YOUR ASSIGNMENT ::
Report each line from the listing that the string "localhost" appears in.
>>>>>
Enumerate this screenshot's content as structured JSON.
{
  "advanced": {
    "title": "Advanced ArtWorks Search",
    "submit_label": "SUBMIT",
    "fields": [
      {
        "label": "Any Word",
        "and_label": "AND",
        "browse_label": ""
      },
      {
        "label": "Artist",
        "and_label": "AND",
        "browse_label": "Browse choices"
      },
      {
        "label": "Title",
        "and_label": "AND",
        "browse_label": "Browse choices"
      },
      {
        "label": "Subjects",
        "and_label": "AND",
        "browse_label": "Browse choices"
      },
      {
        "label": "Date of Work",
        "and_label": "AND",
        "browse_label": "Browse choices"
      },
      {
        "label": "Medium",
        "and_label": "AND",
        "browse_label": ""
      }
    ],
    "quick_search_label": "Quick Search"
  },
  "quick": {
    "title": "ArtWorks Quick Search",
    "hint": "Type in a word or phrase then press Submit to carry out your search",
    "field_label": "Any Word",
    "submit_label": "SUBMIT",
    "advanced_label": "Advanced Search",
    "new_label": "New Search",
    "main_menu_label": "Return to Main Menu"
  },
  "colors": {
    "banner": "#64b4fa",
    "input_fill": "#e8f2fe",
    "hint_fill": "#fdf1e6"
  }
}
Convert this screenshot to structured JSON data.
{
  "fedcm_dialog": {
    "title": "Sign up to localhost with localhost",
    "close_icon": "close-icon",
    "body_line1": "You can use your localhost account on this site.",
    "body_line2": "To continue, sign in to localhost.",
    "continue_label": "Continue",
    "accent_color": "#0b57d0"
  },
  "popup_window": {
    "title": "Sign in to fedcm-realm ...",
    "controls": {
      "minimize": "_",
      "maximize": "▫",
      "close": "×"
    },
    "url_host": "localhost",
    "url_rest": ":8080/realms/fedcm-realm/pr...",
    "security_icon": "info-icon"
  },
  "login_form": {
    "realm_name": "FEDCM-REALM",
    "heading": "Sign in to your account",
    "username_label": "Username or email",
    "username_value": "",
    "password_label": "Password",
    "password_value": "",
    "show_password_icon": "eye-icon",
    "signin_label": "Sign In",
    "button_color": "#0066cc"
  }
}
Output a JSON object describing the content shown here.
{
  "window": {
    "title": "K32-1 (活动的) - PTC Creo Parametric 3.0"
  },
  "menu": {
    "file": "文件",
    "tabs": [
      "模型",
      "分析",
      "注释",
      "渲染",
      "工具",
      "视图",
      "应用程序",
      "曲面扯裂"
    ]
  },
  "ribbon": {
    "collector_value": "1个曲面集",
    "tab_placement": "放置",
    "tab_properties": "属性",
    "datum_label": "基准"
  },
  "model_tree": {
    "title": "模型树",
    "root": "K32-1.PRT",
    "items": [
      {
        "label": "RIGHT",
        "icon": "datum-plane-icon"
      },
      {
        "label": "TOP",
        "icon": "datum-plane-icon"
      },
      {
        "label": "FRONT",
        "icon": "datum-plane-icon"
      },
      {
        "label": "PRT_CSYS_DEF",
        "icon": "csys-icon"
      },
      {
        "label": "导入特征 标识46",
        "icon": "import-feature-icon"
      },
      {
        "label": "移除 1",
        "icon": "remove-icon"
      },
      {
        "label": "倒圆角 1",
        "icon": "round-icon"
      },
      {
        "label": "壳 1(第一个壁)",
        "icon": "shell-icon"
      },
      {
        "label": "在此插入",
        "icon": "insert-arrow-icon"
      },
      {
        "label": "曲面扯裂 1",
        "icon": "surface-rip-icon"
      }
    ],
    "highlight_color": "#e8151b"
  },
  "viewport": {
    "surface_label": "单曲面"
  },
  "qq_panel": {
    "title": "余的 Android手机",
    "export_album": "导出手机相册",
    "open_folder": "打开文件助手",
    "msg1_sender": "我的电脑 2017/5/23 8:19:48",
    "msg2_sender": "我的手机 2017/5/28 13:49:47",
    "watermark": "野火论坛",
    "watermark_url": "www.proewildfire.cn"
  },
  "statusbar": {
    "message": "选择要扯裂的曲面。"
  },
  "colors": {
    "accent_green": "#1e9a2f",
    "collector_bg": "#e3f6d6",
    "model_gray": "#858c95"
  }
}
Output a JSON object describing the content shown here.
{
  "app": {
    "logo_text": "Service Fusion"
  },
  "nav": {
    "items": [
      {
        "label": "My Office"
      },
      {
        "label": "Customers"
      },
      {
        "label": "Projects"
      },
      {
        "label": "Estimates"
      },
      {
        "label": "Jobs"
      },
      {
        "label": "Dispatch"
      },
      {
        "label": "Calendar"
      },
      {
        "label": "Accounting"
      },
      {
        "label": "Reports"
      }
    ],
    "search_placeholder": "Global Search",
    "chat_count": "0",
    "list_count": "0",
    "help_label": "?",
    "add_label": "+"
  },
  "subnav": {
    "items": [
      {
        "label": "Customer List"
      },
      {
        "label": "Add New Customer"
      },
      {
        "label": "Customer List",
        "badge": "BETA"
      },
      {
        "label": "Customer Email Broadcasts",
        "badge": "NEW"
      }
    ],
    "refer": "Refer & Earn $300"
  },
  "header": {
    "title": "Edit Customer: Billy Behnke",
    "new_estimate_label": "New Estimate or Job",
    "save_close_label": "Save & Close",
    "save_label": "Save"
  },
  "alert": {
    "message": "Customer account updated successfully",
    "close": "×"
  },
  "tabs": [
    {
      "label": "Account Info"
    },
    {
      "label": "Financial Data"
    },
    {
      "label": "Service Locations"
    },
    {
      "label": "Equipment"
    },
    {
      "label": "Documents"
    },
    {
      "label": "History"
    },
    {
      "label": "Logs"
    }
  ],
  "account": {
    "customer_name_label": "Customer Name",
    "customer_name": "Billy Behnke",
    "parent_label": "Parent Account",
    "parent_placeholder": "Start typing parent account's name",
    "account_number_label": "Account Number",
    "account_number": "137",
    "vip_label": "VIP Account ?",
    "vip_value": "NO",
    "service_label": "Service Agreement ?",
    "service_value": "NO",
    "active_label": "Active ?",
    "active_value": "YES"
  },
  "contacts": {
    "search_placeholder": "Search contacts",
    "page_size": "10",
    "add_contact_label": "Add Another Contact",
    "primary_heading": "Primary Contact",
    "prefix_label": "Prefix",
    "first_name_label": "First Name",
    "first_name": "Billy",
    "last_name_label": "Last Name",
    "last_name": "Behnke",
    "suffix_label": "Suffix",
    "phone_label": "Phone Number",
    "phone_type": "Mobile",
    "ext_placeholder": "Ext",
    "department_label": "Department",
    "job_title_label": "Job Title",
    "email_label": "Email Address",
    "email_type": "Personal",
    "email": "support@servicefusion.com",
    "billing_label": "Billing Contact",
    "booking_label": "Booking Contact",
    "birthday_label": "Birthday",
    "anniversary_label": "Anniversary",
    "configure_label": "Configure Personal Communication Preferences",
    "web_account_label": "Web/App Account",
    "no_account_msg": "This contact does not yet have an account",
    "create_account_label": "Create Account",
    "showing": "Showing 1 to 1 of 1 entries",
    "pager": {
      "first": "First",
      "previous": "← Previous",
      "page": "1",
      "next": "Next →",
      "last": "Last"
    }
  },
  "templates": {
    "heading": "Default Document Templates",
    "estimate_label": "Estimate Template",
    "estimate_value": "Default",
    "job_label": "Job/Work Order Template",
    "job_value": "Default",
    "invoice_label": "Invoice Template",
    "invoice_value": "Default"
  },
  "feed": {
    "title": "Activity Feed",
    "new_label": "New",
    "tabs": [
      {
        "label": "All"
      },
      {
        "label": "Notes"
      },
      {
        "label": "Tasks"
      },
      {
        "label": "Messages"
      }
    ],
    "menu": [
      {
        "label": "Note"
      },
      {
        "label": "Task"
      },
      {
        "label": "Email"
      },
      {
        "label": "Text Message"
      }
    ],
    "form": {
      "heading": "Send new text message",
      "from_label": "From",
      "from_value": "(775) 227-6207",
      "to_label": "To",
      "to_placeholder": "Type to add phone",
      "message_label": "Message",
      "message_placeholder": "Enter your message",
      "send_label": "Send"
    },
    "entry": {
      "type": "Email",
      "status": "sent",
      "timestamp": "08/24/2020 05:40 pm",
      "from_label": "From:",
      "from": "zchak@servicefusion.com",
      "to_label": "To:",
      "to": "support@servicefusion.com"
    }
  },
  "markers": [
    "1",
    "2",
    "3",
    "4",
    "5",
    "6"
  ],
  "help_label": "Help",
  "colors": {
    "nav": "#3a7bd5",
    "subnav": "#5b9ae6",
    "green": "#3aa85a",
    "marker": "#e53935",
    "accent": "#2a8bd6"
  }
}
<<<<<
OUTPUT OF THE TASK ::
    "title": "Sign up to localhost with localhost",
    "body_line1": "You can use your localhost account on this site.",
    "body_line2": "To continue, sign in to localhost.",
    "url_host": "localhost",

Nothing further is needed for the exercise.